If you've been in IT for more than, say, a few years, you have more skills than room on your resume - especially if you're keen to keep it to one page.
So how do you determine what stays and what goes? Writer Jack Wallen tells pluralsight all you have to do is answer one question:
"How did those skills and experience affect the bottom line of the company you worked for?"
Given the fact hiring managers spend 6 seconds skimming resumes on an initial purge, you need to hop to. Listing extraneous skills - no mater how wonderful and legitimate - will bore the screener and send your resume straight to the trash.
"You have to immediately display how you can affect a positive change to the bottom line for prospective clients," he adds. "That will get you much farther than a bulleted list."
Wallen outlines excellent examples of how to apply this approach to an IT resume.
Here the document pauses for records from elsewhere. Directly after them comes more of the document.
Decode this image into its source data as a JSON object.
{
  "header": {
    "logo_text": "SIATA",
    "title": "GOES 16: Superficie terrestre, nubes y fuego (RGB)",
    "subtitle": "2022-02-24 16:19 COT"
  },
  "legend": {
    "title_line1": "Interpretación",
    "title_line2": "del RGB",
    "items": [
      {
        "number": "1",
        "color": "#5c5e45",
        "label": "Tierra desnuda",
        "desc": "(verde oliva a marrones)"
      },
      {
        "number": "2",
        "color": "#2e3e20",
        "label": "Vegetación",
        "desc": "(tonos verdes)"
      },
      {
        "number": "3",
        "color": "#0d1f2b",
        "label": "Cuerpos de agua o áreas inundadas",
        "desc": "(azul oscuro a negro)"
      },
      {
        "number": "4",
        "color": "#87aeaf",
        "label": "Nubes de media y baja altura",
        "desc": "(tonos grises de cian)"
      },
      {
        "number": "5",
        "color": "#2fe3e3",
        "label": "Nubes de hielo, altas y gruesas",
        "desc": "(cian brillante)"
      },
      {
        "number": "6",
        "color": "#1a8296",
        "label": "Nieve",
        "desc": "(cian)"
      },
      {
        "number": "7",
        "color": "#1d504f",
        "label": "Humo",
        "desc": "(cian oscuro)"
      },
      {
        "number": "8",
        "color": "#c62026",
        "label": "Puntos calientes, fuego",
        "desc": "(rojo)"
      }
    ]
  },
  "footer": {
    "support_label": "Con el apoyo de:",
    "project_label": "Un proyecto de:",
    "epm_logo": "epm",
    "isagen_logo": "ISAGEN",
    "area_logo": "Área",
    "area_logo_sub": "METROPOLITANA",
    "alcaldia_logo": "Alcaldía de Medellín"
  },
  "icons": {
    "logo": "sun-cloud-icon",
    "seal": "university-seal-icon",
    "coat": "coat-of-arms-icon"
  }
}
"If you re-deployed a company network using all open source technology, and saved said company tens of thousands of dollars on their yearly budget, that should land on or near the very top of your list," he argues. "If you implemented a firewall system that served to not only block unwanted access to your network, but significantly drove down port scans to your servers, that too should land on or near the very top of your list. If you served as desktop support for a twenty or so desktop users, yes, that could go on the list, but how did it save the company money?"
The bottom line? Think bottom line.